Citation: Lachlan RF, van Heijningen CAA, ter Haar SM and ten Cate C (2016) Zebra Finch Song Phonology and Syntactical Structure across Populations and Continents—A Computational Comparison. Front. Psychol. 7:980. doi: 10.3389/fpsyg.2016.00980
Received: 16 November 2015; Accepted: 14 June 2016;
Published: 07 July 2016.
Edited by:Christopher B. Sturdy, University of Alberta, Canada
Reviewed by:Leslie Phillmore, Dalhousie University, Canada
Julie Estelle Elie, University of California, Berkeley, USA
Copyright © 2016 Lachlan, van Heijningen, ter Haar and ten Cate. This is an open-access article distributed under the terms of the Creative Commons Attribution License (CC BY). The use, distribution or reproduction in other forums is permitted, provided the original author(s) or licensor are credited and that the original publication in this journal is cited, in accordance with accepted academic practice. No use, distribution or reproduction is permitted which does not comply with these terms.
*Correspondence: Robert F. Lachlan, firstname.lastname@example.org

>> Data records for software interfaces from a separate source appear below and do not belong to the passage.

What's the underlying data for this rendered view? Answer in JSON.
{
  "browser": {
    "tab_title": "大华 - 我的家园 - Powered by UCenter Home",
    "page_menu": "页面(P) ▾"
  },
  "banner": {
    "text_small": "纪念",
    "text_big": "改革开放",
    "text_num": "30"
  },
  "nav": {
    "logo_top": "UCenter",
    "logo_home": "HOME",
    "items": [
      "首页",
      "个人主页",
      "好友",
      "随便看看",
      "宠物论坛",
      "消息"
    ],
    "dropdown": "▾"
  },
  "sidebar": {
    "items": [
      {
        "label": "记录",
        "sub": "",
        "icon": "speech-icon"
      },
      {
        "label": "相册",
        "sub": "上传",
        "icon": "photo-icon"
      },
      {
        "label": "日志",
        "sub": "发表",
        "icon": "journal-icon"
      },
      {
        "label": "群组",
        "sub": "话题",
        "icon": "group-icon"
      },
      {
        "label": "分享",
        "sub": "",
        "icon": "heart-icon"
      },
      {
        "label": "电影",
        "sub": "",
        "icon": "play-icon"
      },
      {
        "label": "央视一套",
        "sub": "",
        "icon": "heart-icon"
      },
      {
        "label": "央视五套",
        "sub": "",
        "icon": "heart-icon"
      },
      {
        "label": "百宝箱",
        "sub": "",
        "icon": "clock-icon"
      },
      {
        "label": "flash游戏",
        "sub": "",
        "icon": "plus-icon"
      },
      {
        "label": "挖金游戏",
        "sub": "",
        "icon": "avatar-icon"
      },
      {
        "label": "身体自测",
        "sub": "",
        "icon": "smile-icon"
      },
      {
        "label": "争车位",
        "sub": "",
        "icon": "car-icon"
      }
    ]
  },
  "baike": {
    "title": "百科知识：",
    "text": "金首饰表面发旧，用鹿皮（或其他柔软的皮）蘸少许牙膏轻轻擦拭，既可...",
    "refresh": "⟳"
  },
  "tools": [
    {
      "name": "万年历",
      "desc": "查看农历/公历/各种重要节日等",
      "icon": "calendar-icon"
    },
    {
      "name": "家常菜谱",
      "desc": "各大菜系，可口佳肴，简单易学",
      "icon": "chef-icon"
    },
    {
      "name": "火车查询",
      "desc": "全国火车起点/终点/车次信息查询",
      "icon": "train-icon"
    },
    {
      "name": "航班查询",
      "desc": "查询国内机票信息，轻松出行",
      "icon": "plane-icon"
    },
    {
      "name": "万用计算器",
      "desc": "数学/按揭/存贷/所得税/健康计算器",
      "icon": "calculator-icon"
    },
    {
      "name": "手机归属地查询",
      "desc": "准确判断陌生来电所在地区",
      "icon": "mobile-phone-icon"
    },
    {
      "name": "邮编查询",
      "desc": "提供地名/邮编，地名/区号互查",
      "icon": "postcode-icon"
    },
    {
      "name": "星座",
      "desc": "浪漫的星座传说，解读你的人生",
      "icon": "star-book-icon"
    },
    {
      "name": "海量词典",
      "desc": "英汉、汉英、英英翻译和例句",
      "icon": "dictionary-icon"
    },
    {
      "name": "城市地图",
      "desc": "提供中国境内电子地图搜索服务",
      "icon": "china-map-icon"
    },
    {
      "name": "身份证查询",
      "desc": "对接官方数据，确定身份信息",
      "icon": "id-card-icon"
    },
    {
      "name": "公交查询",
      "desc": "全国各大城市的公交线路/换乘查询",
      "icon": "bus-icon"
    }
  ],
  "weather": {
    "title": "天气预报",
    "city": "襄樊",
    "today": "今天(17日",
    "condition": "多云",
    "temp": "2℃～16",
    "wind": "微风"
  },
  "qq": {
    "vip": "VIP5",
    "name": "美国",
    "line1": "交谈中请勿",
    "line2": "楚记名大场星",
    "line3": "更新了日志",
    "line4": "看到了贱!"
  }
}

†These authors have contributed equally to this work.
‡Joint first authors.